WORK REQUEST:
Wherever the listing holds a picture, leave it out, and copy the remainder exactly.
Start of ENTRIES SHOWN
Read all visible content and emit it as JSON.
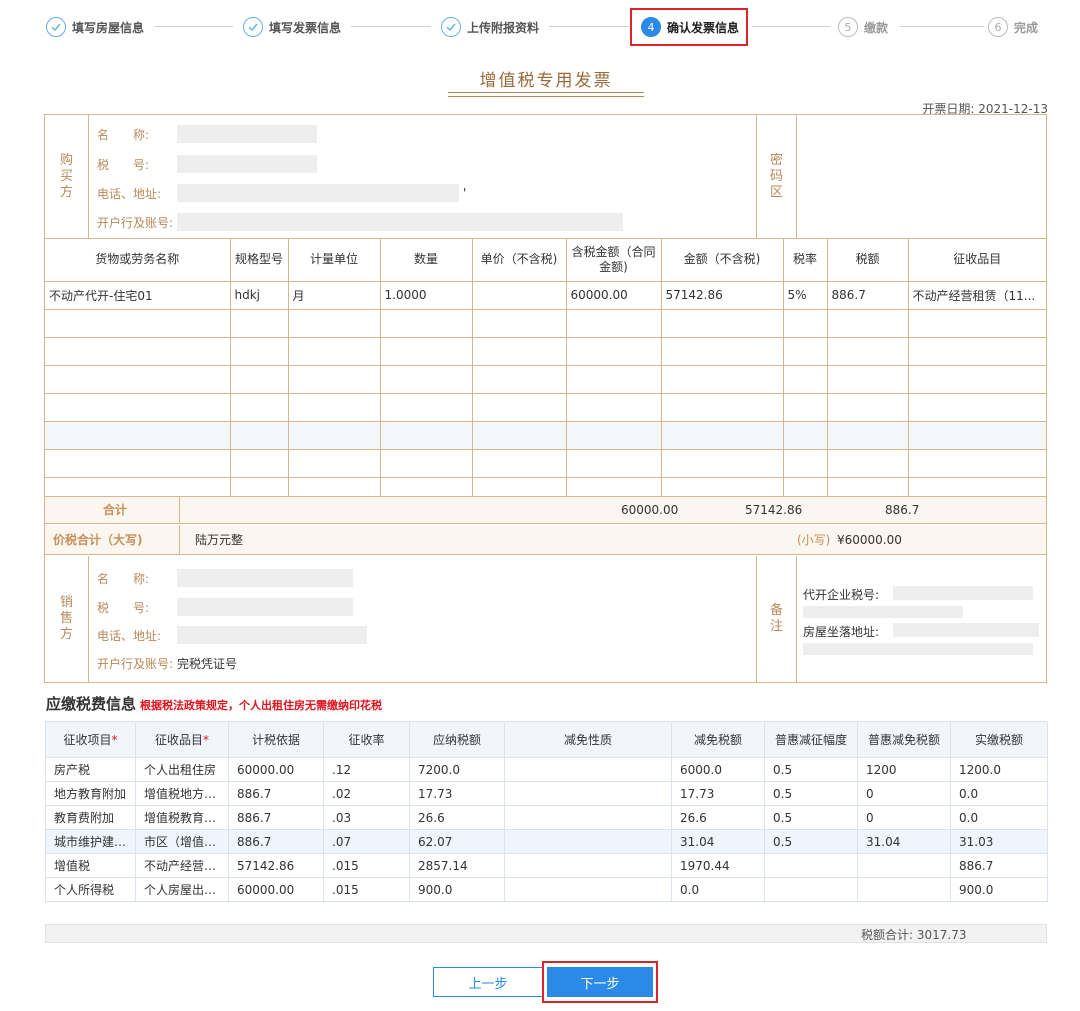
{
  "stepper": {
    "steps": [
      {
        "num": "1",
        "label": "填写房屋信息",
        "state": "done"
      },
      {
        "num": "2",
        "label": "填写发票信息",
        "state": "done"
      },
      {
        "num": "3",
        "label": "上传附报资料",
        "state": "done"
      },
      {
        "num": "4",
        "label": "确认发票信息",
        "state": "active"
      },
      {
        "num": "5",
        "label": "缴款",
        "state": "todo"
      },
      {
        "num": "6",
        "label": "完成",
        "state": "todo"
      }
    ]
  },
  "invoice": {
    "title": "增值税专用发票",
    "date_label": "开票日期:",
    "date": "2021-12-13",
    "buyer": {
      "side_label": "购买方",
      "name_label": "名　　称:",
      "taxid_label": "税　　号:",
      "addr_label": "电话、地址:",
      "bank_label": "开户行及账号:",
      "addr_tail": "'"
    },
    "password_area_label": "密码区",
    "goods_headers": [
      "货物或劳务名称",
      "规格型号",
      "计量单位",
      "数量",
      "单价（不含税)",
      "含税金额（合同金额)",
      "金额（不含税)",
      "税率",
      "税额",
      "征收品目"
    ],
    "goods_rows": [
      [
        "不动产代开-住宅01",
        "hdkj",
        "月",
        "1.0000",
        "",
        "60000.00",
        "57142.86",
        "5%",
        "886.7",
        "不动产经营租赁（11..."
      ]
    ],
    "total_label": "合计",
    "total_tax_incl": "60000.00",
    "total_amount": "57142.86",
    "total_tax": "886.7",
    "price_total_label": "价税合计（大写)",
    "price_total_upper": "陆万元整",
    "price_total_lower_label": "(小写)",
    "price_total_lower": "¥60000.00",
    "seller": {
      "side_label": "销售方",
      "name_label": "名　　称:",
      "taxid_label": "税　　号:",
      "addr_label": "电话、地址:",
      "bank_label": "开户行及账号:",
      "bank_value": "完税凭证号"
    },
    "remark_label": "备注",
    "remark": {
      "line1": "代开企业税号:",
      "line3": "房屋坐落地址:"
    }
  },
  "tax": {
    "title": "应缴税费信息",
    "notice": "根据税法政策规定，个人出租住房无需缴纳印花税",
    "headers": [
      {
        "label": "征收项目",
        "required": true
      },
      {
        "label": "征收品目",
        "required": true
      },
      {
        "label": "计税依据",
        "required": false
      },
      {
        "label": "征收率",
        "required": false
      },
      {
        "label": "应纳税额",
        "required": false
      },
      {
        "label": "减免性质",
        "required": false
      },
      {
        "label": "减免税额",
        "required": false
      },
      {
        "label": "普惠减征幅度",
        "required": false
      },
      {
        "label": "普惠减免税额",
        "required": false
      },
      {
        "label": "实缴税额",
        "required": false
      }
    ],
    "rows": [
      [
        "房产税",
        "个人出租住房",
        "60000.00",
        ".12",
        "7200.0",
        "",
        "6000.0",
        "0.5",
        "1200",
        "1200.0"
      ],
      [
        "地方教育附加",
        "增值税地方教...",
        "886.7",
        ".02",
        "17.73",
        "",
        "17.73",
        "0.5",
        "0",
        "0.0"
      ],
      [
        "教育费附加",
        "增值税教育费...",
        "886.7",
        ".03",
        "26.6",
        "",
        "26.6",
        "0.5",
        "0",
        "0.0"
      ],
      [
        "城市维护建设税",
        "市区（增值税...",
        "886.7",
        ".07",
        "62.07",
        "",
        "31.04",
        "0.5",
        "31.04",
        "31.03"
      ],
      [
        "增值税",
        "不动产经营租...",
        "57142.86",
        ".015",
        "2857.14",
        "",
        "1970.44",
        "",
        "",
        "886.7"
      ],
      [
        "个人所得税",
        "个人房屋出租...",
        "60000.00",
        ".015",
        "900.0",
        "",
        "0.0",
        "",
        "",
        "900.0"
      ]
    ],
    "total_text": "税额合计: 3017.73"
  },
  "buttons": {
    "prev": "上一步",
    "next": "下一步"
  },
  "colors": {
    "primary": "#2b8ae8",
    "invoice_border": "#d9b78e",
    "invoice_label": "#b88a5a",
    "highlight_red": "#d9262e",
    "notice_red": "#e0121c"
  }
}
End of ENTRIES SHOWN
ANSWER SPACE:
Read all visible content and emit it as JSON.
{
  "stepper": {
    "steps": [
      {
        "num": "1",
        "label": "填写房屋信息",
        "state": "done"
      },
      {
        "num": "2",
        "label": "填写发票信息",
        "state": "done"
      },
      {
        "num": "3",
        "label": "上传附报资料",
        "state": "done"
      },
      {
        "num": "4",
        "label": "确认发票信息",
        "state": "active"
      },
      {
        "num": "5",
        "label": "缴款",
        "state": "todo"
      },
      {
        "num": "6",
        "label": "完成",
        "state": "todo"
      }
    ]
  },
  "invoice": {
    "title": "增值税专用发票",
    "date_label": "开票日期:",
    "date": "2021-12-13",
    "buyer": {
      "side_label": "购买方",
      "name_label": "名　　称:",
      "taxid_label": "税　　号:",
      "addr_label": "电话、地址:",
      "bank_label": "开户行及账号:",
      "addr_tail": "'"
    },
    "password_area_label": "密码区",
    "goods_headers": [
      "货物或劳务名称",
      "规格型号",
      "计量单位",
      "数量",
      "单价（不含税)",
      "含税金额（合同金额)",
      "金额（不含税)",
      "税率",
      "税额",
      "征收品目"
    ],
    "goods_rows": [
      [
        "不动产代开-住宅01",
        "hdkj",
        "月",
        "1.0000",
        "",
        "60000.00",
        "57142.86",
        "5%",
        "886.7",
        "不动产经营租赁（11..."
      ]
    ],
    "total_label": "合计",
    "total_tax_incl": "60000.00",
    "total_amount": "57142.86",
    "total_tax": "886.7",
    "price_total_label": "价税合计（大写)",
    "price_total_upper": "陆万元整",
    "price_total_lower_label": "(小写)",
    "price_total_lower": "¥60000.00",
    "seller": {
      "side_label": "销售方",
      "name_label": "名　　称:",
      "taxid_label": "税　　号:",
      "addr_label": "电话、地址:",
      "bank_label": "开户行及账号:",
      "bank_value": "完税凭证号"
    },
    "remark_label": "备注",
    "remark": {
      "line1": "代开企业税号:",
      "line3": "房屋坐落地址:"
    }
  },
  "tax": {
    "title": "应缴税费信息",
    "notice": "根据税法政策规定，个人出租住房无需缴纳印花税",
    "headers": [
      {
        "label": "征收项目",
        "required": true
      },
      {
        "label": "征收品目",
        "required": true
      },
      {
        "label": "计税依据",
        "required": false
      },
      {
        "label": "征收率",
        "required": false
      },
      {
        "label": "应纳税额",
        "required": false
      },
      {
        "label": "减免性质",
        "required": false
      },
      {
        "label": "减免税额",
        "required": false
      },
      {
        "label": "普惠减征幅度",
        "required": false
      },
      {
        "label": "普惠减免税额",
        "required": false
      },
      {
        "label": "实缴税额",
        "required": false
      }
    ],
    "rows": [
      [
        "房产税",
        "个人出租住房",
        "60000.00",
        ".12",
        "7200.0",
        "",
        "6000.0",
        "0.5",
        "1200",
        "1200.0"
      ],
      [
        "地方教育附加",
        "增值税地方教...",
        "886.7",
        ".02",
        "17.73",
        "",
        "17.73",
        "0.5",
        "0",
        "0.0"
      ],
      [
        "教育费附加",
        "增值税教育费...",
        "886.7",
        ".03",
        "26.6",
        "",
        "26.6",
        "0.5",
        "0",
        "0.0"
      ],
      [
        "城市维护建设税",
        "市区（增值税...",
        "886.7",
        ".07",
        "62.07",
        "",
        "31.04",
        "0.5",
        "31.04",
        "31.03"
      ],
      [
        "增值税",
        "不动产经营租...",
        "57142.86",
        ".015",
        "2857.14",
        "",
        "1970.44",
        "",
        "",
        "886.7"
      ],
      [
        "个人所得税",
        "个人房屋出租...",
        "60000.00",
        ".015",
        "900.0",
        "",
        "0.0",
        "",
        "",
        "900.0"
      ]
    ],
    "total_text": "税额合计: 3017.73"
  },
  "buttons": {
    "prev": "上一步",
    "next": "下一步"
  },
  "colors": {
    "primary": "#2b8ae8",
    "invoice_border": "#d9b78e",
    "invoice_label": "#b88a5a",
    "highlight_red": "#d9262e",
    "notice_red": "#e0121c"
  }
}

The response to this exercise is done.